As a single polyamorous man exploring the world of polyamory, I’ve had problems getting accustomed to being the secondary partner to couple after couple (ya, I know what you’re thinking, but I don’t exaggerate. I have always done well )
It’s tough being a secondary partner sometimes. You’re the odd man or woman out. You don’t get to cuddle and fall asleep after some amazing sex – depending on the relationship, of course – but in most cases we’re politely shown the door. Some people are a-ok with that and don’t attach any emotion to the situation. That’s great, but let’s face it, most of us do feel, and for a lot of us maybe a little too much. I know I did when I was younger and less experienced.
Here’s some tips on how to become comfortable with being a secondary partner, and questions you may want to ask yourself before you decide to do so.
What Do You Want From Them?
Do you have needs from the couple you’re getting involved with? Specific emotional needs? You should be very careful in choosing your partners then. Some couples are one hundred percent not interested in any emotional attachment. Are you prepared to deal with that? If not then choose wisely, young grasshopper.
It’s very important to determine if one half of the couple you’re involved with makes most of the decisions and holds court over their polyamorous relationships. Trust me as I’ve been there – it’s not nice to have a split decision in regards to you being booted out of the relationship. Kinda sour. It’s really tough to lose two friends because of having a poor relationship with only one of them. I find the healthiest poly relationships I’ve had are with couples who make decisions together rather than rule over one another.
Rules Are Not Just Rules
It’s crucial to not only know what the rules are in your relationship, but also why they are there. You may even be a part of designing the rules in a new relationship. If you understand why you’re only allowed to get as close as you have been, you’ll be able to accept the reality of the situation. It’s a lot better than being told to just suck it up and don’t ask questions. No one wants to feel used.
How Are You Viewed?
In my earlier days I was somewhat naive in thinking I was lovingly adored by every couple – I was dead wrong. It’s important to gauge exactly how you’re perceived by the primary partners and to do so honestly. Are you seen as competition by one of them? Are you really becoming like family or are you someone who will always be on the outside? It’s important to figure these things out and also how you feel about them.

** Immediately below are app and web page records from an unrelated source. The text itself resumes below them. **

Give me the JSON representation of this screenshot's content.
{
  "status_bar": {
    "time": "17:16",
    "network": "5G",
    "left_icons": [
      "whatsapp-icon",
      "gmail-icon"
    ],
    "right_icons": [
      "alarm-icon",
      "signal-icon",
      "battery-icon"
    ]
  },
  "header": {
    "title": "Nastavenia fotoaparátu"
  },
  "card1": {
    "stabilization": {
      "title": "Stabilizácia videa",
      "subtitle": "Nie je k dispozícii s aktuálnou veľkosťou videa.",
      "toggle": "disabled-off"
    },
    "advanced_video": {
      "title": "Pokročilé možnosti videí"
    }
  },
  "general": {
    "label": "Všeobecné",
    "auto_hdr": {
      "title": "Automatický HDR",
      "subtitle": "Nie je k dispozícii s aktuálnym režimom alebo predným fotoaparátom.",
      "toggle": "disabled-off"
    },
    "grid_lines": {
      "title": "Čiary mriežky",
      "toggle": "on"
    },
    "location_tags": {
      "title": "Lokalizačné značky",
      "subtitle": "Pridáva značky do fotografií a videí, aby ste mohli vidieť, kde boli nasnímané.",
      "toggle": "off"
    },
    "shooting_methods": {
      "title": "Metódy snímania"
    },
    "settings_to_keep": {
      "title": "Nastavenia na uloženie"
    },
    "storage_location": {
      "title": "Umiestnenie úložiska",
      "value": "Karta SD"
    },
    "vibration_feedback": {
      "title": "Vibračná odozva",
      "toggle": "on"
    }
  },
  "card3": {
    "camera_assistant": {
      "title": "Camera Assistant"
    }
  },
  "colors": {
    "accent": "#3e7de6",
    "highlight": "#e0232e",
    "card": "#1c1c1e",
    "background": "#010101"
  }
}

I hope I’ve been of some help. Feel free to share your stories and feelings of being a secondary partner.